In preparation for this big day, students from all three first grade rooms had paired up to learn about the country of their choice. On parade day, one student carried a colorful banner representing the chosen country while his/her partner carried an ethnic "float", a small cardboard box decorated with items pertaining to that country . Many children were dressed in ethnic garb, creating a visual delight which surely would long be remembered. On and on they came, proudly carrying the fruits of their labor. More than thirty countries were represented this day, and I was amazed at the amount of prior classroom learning that must have taken place for this event.
Since it was so close to Easter I couldn't help but make a comparison to our country's first Easter Parade in New York City in the mid 1800s. That annual secular parade was a way for the exclusively white upper crust of the time to show off their new outfits and hats. Later, in 1948, a popular movie entitled Easter Parade, starring Fred Astaire and Judy Garland, was released, and Irving Berlin's song about the parade became an instant hit. To this day most people know the first line - In your Easter bonnet, with all the frills upon it, you'll be the grandest lady in the Easter parade. In my opinion it was divisive. Those that "belonged" and those that didn't. The "haves" and the "have nots". Naturally as our country has evolved so has that traditional parade. Now, according to Newstimes.com hundreds of people from around the world gather to show off their holiday finery, including some that are zany and outlandish. According to the article it is now "really a leisurely stroll up and down Fifth Avenue between 49th and 57th street. It starts in the morning and continues into the late afternoon. . . This year's parade also features activists from the gay community. Two different groups plan to meet in front of St. Patrick's Cathedral to honor those who lost their lives because of prejudice."

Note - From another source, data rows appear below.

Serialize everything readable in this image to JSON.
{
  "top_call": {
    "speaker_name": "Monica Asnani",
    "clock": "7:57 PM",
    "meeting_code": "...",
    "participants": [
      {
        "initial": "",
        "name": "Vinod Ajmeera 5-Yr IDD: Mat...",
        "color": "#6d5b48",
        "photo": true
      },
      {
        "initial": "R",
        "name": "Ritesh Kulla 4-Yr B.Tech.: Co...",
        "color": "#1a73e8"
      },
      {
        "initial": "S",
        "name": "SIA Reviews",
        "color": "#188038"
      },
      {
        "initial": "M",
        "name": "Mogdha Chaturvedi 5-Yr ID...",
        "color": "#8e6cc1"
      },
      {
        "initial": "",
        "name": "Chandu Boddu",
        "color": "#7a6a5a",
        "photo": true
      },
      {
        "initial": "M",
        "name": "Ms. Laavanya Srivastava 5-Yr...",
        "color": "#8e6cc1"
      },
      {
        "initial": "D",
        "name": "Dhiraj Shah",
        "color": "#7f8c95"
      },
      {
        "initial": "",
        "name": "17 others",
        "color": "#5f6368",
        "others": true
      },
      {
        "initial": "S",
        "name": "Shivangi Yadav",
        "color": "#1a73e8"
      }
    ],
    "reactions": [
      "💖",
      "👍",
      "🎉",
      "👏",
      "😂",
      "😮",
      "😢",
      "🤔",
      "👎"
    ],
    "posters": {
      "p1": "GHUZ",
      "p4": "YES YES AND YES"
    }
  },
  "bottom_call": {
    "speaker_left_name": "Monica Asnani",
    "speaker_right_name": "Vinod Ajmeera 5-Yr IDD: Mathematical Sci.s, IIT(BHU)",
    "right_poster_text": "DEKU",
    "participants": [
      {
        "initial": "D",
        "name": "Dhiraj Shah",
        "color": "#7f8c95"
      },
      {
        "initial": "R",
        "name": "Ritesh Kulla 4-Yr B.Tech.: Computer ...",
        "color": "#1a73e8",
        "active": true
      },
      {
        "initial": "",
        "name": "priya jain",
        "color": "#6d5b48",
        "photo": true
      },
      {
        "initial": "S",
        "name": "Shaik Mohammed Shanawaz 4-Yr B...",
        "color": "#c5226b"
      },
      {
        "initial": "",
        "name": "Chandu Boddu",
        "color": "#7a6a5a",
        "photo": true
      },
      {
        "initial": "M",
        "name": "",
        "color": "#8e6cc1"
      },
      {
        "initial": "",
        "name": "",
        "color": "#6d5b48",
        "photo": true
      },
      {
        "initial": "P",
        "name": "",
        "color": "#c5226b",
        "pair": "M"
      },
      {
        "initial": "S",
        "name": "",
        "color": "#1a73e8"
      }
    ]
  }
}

We keep hearing about how dismal our educational ranking is with the rest of the world, but what I saw last Friday displayed the best of what America has to offer. We are teaching our children to care and value those of different ethnicities. To be inclusive rather than exclusive. In a shrinking world, this value is one of our strengths. Like another old popular song proclaims, 'It's a small world after all."
Happy Easter to ALL Americans, regardless of their roots, cultural, social or financial status.